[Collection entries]

----------------------------------------

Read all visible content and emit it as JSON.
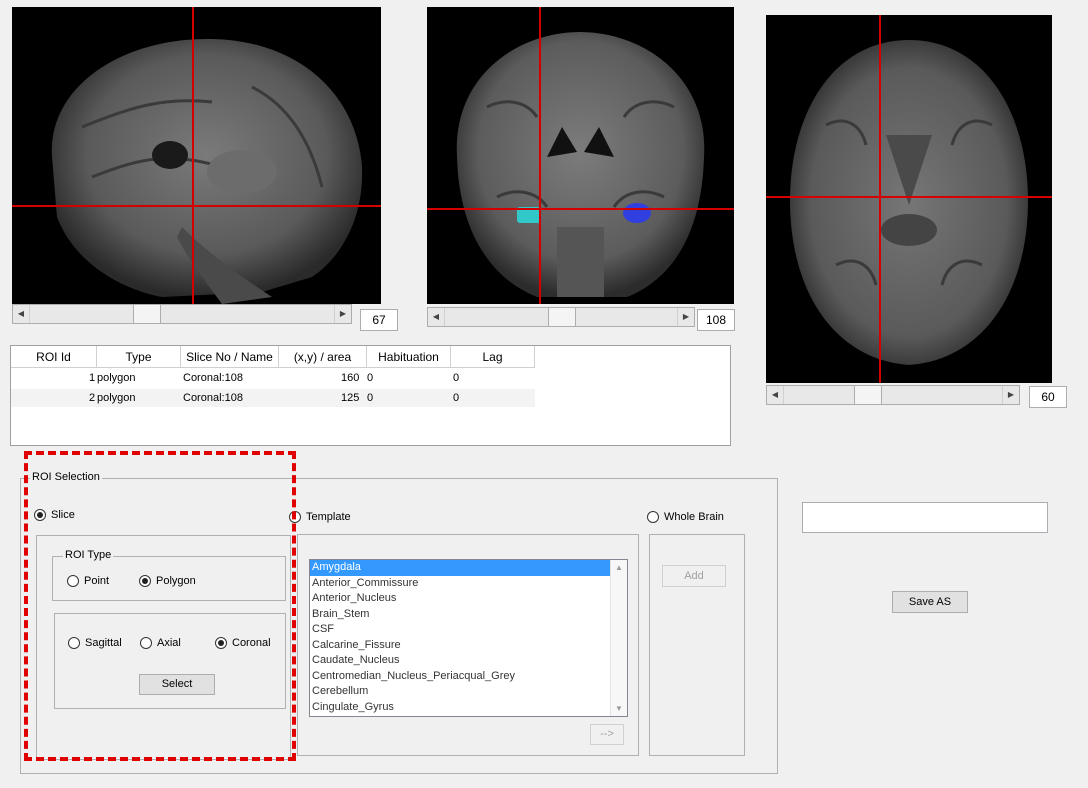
{
  "views": {
    "sagittal": {
      "slice_value": "67",
      "slider_fraction": 0.37
    },
    "coronal": {
      "slice_value": "108",
      "slider_fraction": 0.47
    },
    "axial": {
      "slice_value": "60",
      "slider_fraction": 0.35
    }
  },
  "colors": {
    "crosshair": "#d40000",
    "roi_left": "#30c8c8",
    "roi_right": "#3040e0",
    "highlight_box": "#e00000"
  },
  "roi_table": {
    "headers": [
      "ROI Id",
      "Type",
      "Slice No / Name",
      "(x,y) / area",
      "Habituation",
      "Lag"
    ],
    "rows": [
      {
        "id": "1",
        "type": "polygon",
        "slice": "Coronal:108",
        "area": "160",
        "habituation": "0",
        "lag": "0"
      },
      {
        "id": "2",
        "type": "polygon",
        "slice": "Coronal:108",
        "area": "125",
        "habituation": "0",
        "lag": "0"
      }
    ]
  },
  "roi_selection": {
    "title": "ROI Selection",
    "slice_label": "Slice",
    "template_label": "Template",
    "whole_brain_label": "Whole Brain",
    "roi_type_title": "ROI Type",
    "point_label": "Point",
    "polygon_label": "Polygon",
    "sagittal_label": "Sagittal",
    "axial_label": "Axial",
    "coronal_label": "Coronal",
    "select_label": "Select",
    "add_label": "Add",
    "arrow_label": "-->",
    "template_items": [
      "Amygdala",
      "Anterior_Commissure",
      "Anterior_Nucleus",
      "Brain_Stem",
      "CSF",
      "Calcarine_Fissure",
      "Caudate_Nucleus",
      "Centromedian_Nucleus_Periacqual_Grey",
      "Cerebellum",
      "Cingulate_Gyrus"
    ]
  },
  "save": {
    "filename_value": "",
    "save_label": "Save AS"
  }
}
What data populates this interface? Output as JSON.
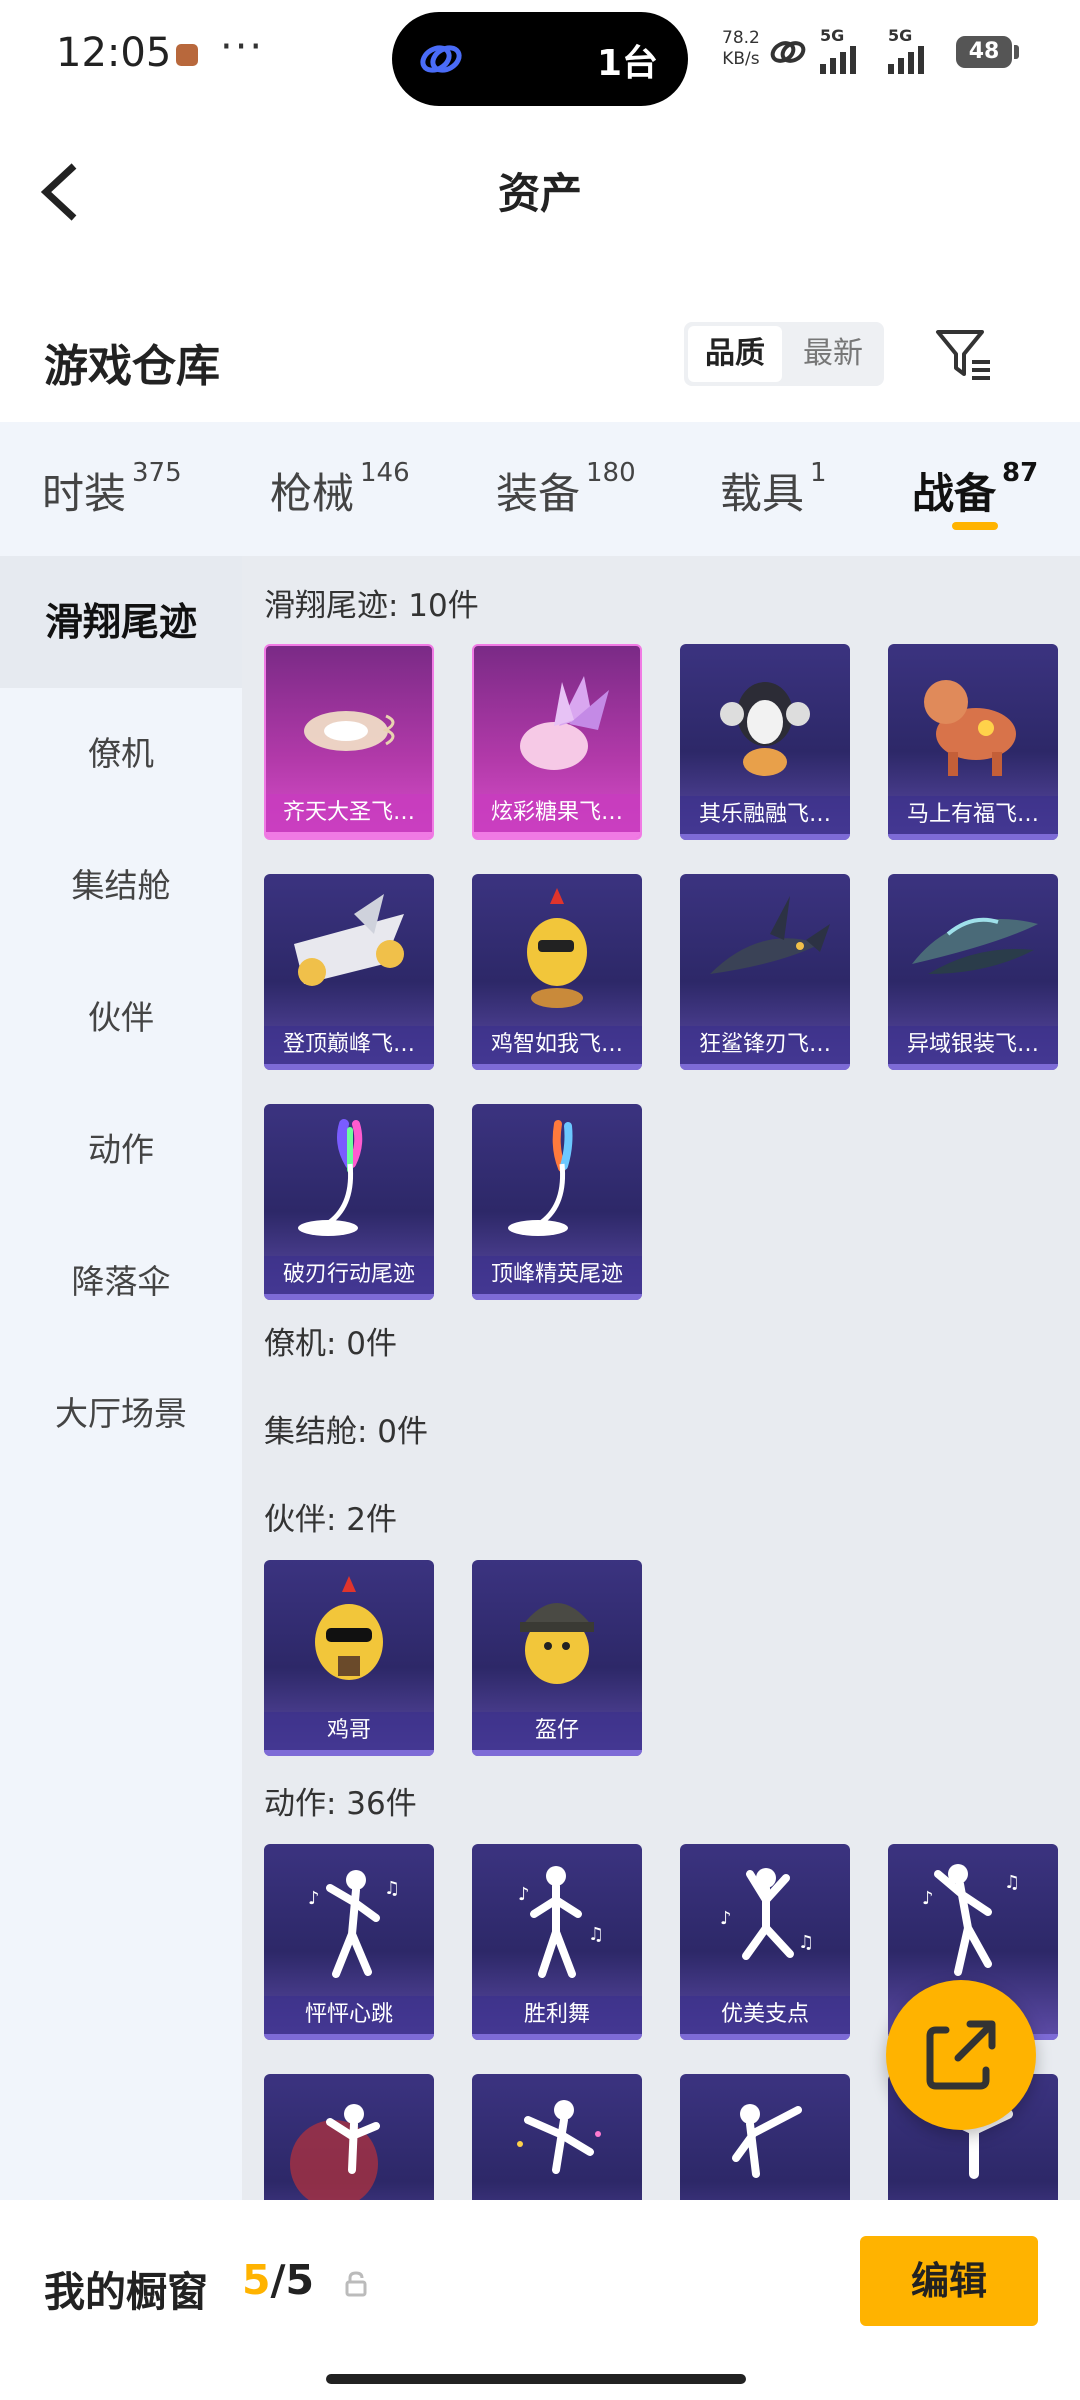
{
  "status_bar": {
    "time": "12:05",
    "island_text": "1台",
    "speed_value": "78.2",
    "speed_unit": "KB/s",
    "signal_1": "5G",
    "signal_2": "5G",
    "battery": "48"
  },
  "header": {
    "title": "资产"
  },
  "section": {
    "title": "游戏仓库",
    "sort_options": [
      "品质",
      "最新"
    ],
    "active_sort": "品质"
  },
  "tabs": [
    {
      "label": "时装",
      "count": "375"
    },
    {
      "label": "枪械",
      "count": "146"
    },
    {
      "label": "装备",
      "count": "180"
    },
    {
      "label": "载具",
      "count": "1"
    },
    {
      "label": "战备",
      "count": "87",
      "active": true
    }
  ],
  "sidebar": {
    "items": [
      "滑翔尾迹",
      "僚机",
      "集结舱",
      "伙伴",
      "动作",
      "降落伞",
      "大厅场景"
    ],
    "active": "滑翔尾迹"
  },
  "groups": {
    "trail": {
      "title": "滑翔尾迹: 10件",
      "items": [
        "齐天大圣飞…",
        "炫彩糖果飞…",
        "其乐融融飞…",
        "马上有福飞…",
        "登顶巅峰飞…",
        "鸡智如我飞…",
        "狂鲨锋刃飞…",
        "异域银装飞…",
        "破刃行动尾迹",
        "顶峰精英尾迹"
      ]
    },
    "wingman": {
      "title": "僚机: 0件"
    },
    "pod": {
      "title": "集结舱: 0件"
    },
    "partner": {
      "title": "伙伴: 2件",
      "items": [
        "鸡哥",
        "盔仔"
      ]
    },
    "emote": {
      "title": "动作: 36件",
      "items": [
        "怦怦心跳",
        "胜利舞",
        "优美支点"
      ]
    }
  },
  "bottom_bar": {
    "label": "我的橱窗",
    "current": "5",
    "separator": "/",
    "total": "5",
    "edit_label": "编辑"
  },
  "colors": {
    "accent": "#ffb300",
    "card_purple": "#3b3380",
    "card_pink": "#b33aaa"
  }
}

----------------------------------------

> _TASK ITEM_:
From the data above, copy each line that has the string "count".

> _ANSWER AREA_:
      "count": "375"
      "count": "146"
      "count": "180"
      "count": "1"
      "count": "87",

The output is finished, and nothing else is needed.